Lars-Ola Damm has for more than 15 years been employed by Ericsson, which is one of the largest ICT companies in the world. There he has had several roles, including software development assignments, driving global process improvement initiatives, and various management positions. He has during this time also been active in several research collaboration projects between Ericsson and academia. Currently, he is line responsible for a software product that is a core application in the mobile network, managing transactions for almost 2 billion subscribers world-wide.
Furthermore, he has a Ph.D. in the field of Software Engineering, including a number of published empirical studies. The key focus of the thesis was the proposal of a quality measurement approach that also became widely adopted throughout the company.
Lessons learnt from industry-academia collaboration on global software engineering.
Ericsson has collaborated with academia regarding research on Global Software Engineering (GSE) over the last 8 years. The key focus of the research has been to evaluate different strategies to distributing software development across multiple geographical locations. The results include guidelines and lessons learned on software transfers and distributed development. Furthermore, case studies have been conducted to determine how efficient different strategies are. This talk will summarize this research from an industry-partner perspective. It will also provide some recommendations on considerations for researchers to make to be successful with industrial case studies.
Gudrun Svensson Ph.D, is senior lecturer in Swedish as a second language at the Linnaeus University in Växjö. For many years she taught Swedish as a second language, Swedish and English at upper secondary level. At present she is active in teacher training, in-service training and skills development in the field.
Doctor Svensson has done research into linguistic variation in multilingual environments but today she aims her research at in-field studies of mutlilingualism in cooperation with teachers and students.
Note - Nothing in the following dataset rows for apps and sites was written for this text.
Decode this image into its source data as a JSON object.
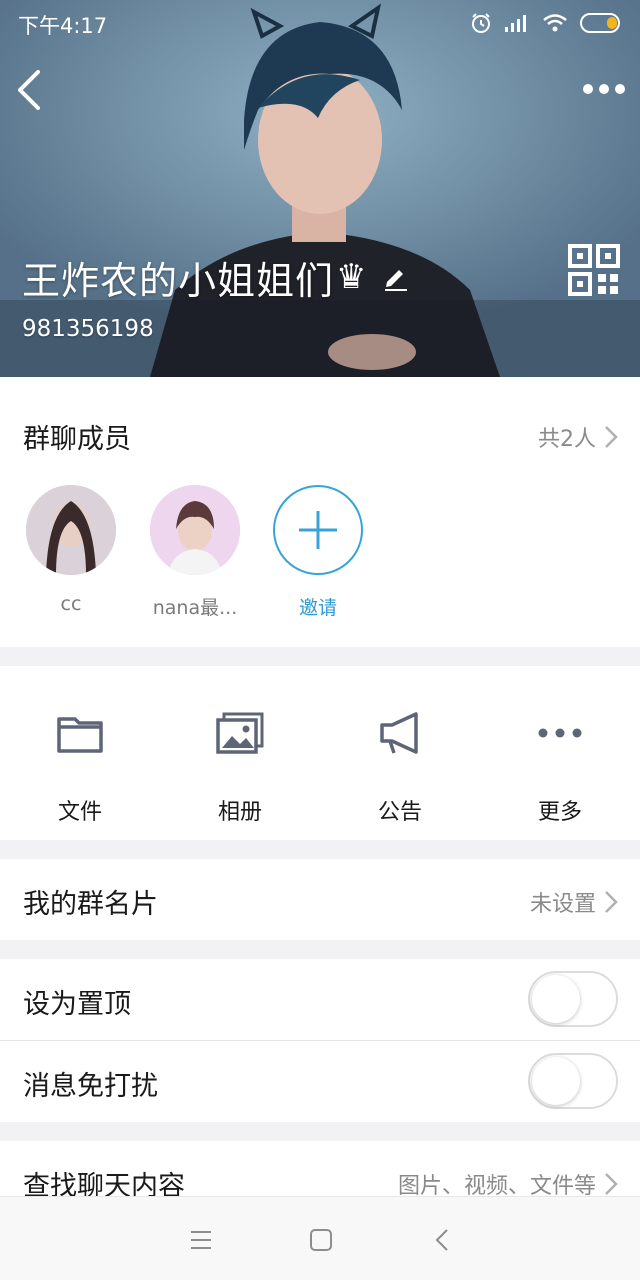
{
  "status_bar": {
    "time": "下午4:17",
    "icons": [
      "alarm-icon",
      "signal-icon",
      "wifi-icon",
      "battery-icon"
    ]
  },
  "header": {
    "group_name": "王炸农的小姐姐们",
    "crown_glyph": "♛",
    "group_id": "981356198"
  },
  "members": {
    "title": "群聊成员",
    "count_label": "共2人",
    "items": [
      {
        "name": "cc"
      },
      {
        "name": "nana最..."
      }
    ],
    "invite_label": "邀请"
  },
  "actions": [
    {
      "label": "文件",
      "icon": "folder-icon"
    },
    {
      "label": "相册",
      "icon": "album-icon"
    },
    {
      "label": "公告",
      "icon": "announcement-icon"
    },
    {
      "label": "更多",
      "icon": "more-icon"
    }
  ],
  "rows": {
    "card": {
      "label": "我的群名片",
      "value": "未设置"
    },
    "pin": {
      "label": "设为置顶",
      "on": false
    },
    "mute": {
      "label": "消息免打扰",
      "on": false
    },
    "search": {
      "label": "查找聊天内容",
      "value": "图片、视频、文件等"
    }
  },
  "colors": {
    "accent": "#37a4d9",
    "icon_gray": "#5d6576"
  }
}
An increasing focus for her studies is translanguaging as an element in all school subjects.
Based on research into successful learning of a second language she is also involved in the development of digital learning tools in Swedish as a second language.
Translanguaging space in an educational game.
The educational adventure game Sweet City is developed by Universal Learning Games in cooperation with Gudrun Svensson, a language researcher at the Linnaeus University.
The linguistic construction of the game emanates from two language learning principles, Total Physical Response (Asher 1988) implemented in the game through an avatar that gives the learner the opportunity to monitor his or her own learning, and Translanguaging (i.e. Williams 1996) with the concept that all languages that an individual has access to are part of a common well of linguistic experiences. Thus, all linguistic development relies on previous experience which is a support for learning and memory.
In Sweet City this support is implemented by the opening of labels with key words and central concepts that are tied to phenomena in the game, and can be used by the player to create meaning and perform the required assignments. By doing this, languages and actions are closely tied to each other.
Game play is designed for receptive language ability with oral and written dialogues that are to be listened to and read in order to perform assigned quests. The dialogues can be repeated and the player can choose support from labels with heritage languages common in Swedish schools: Tigrinya, Arabic, Dari, Somali and also the widespread English. As in all adventure games there are dangers to overcome, problems to solve, items to sell and buy, points and money to earn. There is a special display where the student, the teacher and a researcher can monitor the use of labels, time spent, repetitions, performed actions and the results of special check points which hint at the student’s overall comprehension of the story in the game.
Baldvin Gislason Bern
Baldvin Gislason Bern is a Research and Development Expert at Axis Communications, where he works mainly with test strategies and improvement activities. Past experiences include heading teams of engineers from Bosch, Panasonic, Siemens and Sony in creating API standards for physical security devices such as security cameras and physical access control systems. Baldvin is currently involved in the Software Center research collaboration, where companies cooperate with universities on software engineering research aimed at improving the development practices of the companies.
From theory to practice – Experiences of industry-academia collaboration from Axis Communications
The differences between academia and industry can pose a challenge for industry to apply research to their way of working. Axis has, ever since it was founded in a university dorm room in 1984, had close cooperation with academia. In his talk, Baldvin will talk about Axis’ experience with industry-academia collaboration; the successes, the disappointments and what we see as a way forward.